- TASK REQUIREMENTS: Which of the lines in the records below hold the string "Usage"? Copy every one of them.

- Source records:
::::
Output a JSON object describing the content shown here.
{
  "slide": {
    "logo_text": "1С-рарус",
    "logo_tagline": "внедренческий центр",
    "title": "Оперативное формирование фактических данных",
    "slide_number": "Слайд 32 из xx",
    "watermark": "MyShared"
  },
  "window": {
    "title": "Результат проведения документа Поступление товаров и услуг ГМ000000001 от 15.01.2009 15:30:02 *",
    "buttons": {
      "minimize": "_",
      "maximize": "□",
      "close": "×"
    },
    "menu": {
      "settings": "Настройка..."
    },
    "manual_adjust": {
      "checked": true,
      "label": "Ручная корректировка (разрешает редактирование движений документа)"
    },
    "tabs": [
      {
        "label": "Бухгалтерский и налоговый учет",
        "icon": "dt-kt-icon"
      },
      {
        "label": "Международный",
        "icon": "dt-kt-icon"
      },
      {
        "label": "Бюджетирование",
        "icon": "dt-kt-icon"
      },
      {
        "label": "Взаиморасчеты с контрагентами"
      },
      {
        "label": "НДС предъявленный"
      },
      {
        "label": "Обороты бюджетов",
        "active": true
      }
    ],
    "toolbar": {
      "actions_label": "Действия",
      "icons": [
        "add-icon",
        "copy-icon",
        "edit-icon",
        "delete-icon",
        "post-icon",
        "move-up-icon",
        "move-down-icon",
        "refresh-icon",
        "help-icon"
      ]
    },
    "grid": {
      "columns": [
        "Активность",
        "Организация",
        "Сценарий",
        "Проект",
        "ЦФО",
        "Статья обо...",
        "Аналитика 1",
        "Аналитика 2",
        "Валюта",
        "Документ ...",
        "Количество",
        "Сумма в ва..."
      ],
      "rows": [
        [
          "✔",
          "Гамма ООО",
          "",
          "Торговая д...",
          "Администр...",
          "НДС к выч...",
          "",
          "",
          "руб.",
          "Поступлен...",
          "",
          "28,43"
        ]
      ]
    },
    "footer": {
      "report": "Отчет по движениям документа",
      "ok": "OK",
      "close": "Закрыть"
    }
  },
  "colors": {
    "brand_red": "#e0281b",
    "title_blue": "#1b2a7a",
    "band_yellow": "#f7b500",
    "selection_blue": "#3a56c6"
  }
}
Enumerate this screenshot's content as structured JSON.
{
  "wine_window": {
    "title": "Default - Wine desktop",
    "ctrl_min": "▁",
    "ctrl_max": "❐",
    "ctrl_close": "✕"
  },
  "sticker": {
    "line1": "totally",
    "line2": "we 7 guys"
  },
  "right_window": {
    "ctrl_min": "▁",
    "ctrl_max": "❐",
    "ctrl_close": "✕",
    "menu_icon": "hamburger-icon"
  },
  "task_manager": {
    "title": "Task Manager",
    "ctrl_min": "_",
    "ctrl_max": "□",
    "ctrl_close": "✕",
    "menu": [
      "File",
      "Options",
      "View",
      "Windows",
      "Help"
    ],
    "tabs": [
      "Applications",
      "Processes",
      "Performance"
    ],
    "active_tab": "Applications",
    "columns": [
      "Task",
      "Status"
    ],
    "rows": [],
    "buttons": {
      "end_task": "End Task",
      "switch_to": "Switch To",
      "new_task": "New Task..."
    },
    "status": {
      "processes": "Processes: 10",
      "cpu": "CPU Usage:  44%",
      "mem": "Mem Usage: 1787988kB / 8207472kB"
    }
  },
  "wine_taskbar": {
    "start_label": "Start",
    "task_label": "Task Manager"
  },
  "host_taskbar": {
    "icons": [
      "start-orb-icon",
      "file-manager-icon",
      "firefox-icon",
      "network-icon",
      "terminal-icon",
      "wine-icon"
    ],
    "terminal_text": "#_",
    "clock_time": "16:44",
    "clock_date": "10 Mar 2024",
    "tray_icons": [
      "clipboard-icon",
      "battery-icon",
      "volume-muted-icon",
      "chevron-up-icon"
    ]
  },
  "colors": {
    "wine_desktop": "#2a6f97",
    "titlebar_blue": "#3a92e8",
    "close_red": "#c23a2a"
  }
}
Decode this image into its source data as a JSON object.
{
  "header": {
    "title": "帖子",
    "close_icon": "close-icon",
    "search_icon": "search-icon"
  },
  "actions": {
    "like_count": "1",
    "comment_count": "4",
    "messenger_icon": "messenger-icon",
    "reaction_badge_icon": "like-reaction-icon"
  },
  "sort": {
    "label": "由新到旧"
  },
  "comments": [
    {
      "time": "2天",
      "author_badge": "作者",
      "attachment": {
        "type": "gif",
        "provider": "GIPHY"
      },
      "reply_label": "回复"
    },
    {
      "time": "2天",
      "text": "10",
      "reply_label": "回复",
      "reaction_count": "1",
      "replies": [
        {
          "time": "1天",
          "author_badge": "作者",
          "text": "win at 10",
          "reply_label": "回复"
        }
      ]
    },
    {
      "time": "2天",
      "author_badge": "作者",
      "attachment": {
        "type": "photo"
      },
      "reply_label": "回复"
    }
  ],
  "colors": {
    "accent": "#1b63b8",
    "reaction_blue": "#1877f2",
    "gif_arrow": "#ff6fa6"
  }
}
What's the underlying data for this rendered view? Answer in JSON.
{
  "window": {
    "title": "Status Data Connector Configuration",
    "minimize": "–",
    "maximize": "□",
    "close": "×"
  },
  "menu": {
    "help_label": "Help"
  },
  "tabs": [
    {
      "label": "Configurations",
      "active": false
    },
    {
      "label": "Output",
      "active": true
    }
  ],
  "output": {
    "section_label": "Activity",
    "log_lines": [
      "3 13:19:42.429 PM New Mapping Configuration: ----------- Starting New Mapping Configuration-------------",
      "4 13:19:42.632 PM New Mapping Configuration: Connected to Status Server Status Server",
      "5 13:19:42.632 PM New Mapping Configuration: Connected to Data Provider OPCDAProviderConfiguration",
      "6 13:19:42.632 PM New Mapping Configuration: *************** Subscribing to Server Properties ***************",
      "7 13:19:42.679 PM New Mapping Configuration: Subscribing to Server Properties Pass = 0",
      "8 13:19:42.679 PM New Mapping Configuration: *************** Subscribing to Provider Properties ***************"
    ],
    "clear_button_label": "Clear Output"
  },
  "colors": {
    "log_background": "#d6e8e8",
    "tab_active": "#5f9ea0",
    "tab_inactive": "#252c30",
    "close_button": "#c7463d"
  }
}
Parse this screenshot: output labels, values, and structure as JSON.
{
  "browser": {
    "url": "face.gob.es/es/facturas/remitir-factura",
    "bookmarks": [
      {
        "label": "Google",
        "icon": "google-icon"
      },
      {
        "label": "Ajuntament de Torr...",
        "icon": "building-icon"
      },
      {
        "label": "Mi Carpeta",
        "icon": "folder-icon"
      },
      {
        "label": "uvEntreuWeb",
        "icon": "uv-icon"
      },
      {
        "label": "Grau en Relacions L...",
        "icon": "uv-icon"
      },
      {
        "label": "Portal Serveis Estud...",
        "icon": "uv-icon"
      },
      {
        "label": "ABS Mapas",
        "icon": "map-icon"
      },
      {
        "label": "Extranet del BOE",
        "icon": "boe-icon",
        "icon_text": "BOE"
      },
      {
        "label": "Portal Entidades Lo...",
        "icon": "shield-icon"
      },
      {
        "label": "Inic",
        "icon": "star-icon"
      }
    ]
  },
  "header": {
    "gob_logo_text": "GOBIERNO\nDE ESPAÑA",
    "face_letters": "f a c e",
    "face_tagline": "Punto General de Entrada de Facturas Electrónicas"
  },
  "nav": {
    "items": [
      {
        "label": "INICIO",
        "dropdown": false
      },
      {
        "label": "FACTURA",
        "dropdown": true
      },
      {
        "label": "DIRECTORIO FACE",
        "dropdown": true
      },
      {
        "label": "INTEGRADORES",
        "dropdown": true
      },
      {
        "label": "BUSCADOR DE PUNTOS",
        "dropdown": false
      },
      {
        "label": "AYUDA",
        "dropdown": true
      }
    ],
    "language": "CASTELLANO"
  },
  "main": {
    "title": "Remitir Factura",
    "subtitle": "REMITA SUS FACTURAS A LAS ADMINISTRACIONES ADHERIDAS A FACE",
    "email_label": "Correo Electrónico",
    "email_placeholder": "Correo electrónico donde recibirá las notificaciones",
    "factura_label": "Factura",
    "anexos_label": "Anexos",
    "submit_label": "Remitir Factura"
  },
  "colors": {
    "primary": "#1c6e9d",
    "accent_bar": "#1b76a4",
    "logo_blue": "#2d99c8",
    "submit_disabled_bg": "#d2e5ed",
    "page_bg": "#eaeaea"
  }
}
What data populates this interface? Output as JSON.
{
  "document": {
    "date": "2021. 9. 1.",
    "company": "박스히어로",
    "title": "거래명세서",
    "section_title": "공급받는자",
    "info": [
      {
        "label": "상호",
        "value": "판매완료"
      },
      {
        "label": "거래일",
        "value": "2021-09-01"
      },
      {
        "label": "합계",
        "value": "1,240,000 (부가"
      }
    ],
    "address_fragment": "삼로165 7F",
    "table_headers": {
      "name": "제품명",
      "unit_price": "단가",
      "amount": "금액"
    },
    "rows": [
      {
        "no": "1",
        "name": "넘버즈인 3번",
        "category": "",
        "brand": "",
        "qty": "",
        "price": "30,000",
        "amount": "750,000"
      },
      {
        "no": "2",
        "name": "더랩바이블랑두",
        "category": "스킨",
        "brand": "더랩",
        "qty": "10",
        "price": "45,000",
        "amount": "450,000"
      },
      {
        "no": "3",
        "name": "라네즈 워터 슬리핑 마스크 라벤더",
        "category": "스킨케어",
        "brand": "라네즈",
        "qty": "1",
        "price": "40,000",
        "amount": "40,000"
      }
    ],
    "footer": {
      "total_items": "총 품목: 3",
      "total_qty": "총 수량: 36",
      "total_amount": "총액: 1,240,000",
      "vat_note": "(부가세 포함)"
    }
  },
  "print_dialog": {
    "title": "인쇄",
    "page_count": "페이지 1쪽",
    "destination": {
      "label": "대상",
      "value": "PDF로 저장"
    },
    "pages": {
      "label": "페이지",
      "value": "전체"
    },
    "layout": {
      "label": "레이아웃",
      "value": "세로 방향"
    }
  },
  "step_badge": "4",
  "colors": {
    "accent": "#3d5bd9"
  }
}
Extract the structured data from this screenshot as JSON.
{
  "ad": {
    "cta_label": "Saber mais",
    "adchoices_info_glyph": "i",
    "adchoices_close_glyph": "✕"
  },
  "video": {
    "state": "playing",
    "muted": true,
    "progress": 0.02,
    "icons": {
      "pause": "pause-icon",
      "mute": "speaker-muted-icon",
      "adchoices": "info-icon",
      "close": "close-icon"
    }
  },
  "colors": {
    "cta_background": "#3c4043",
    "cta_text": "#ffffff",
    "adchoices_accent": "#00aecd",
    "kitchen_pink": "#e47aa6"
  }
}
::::
- SOLUTION:
      "cpu": "CPU Usage:  44%",
      "mem": "Mem Usage: 1787988kB / 8207472kB"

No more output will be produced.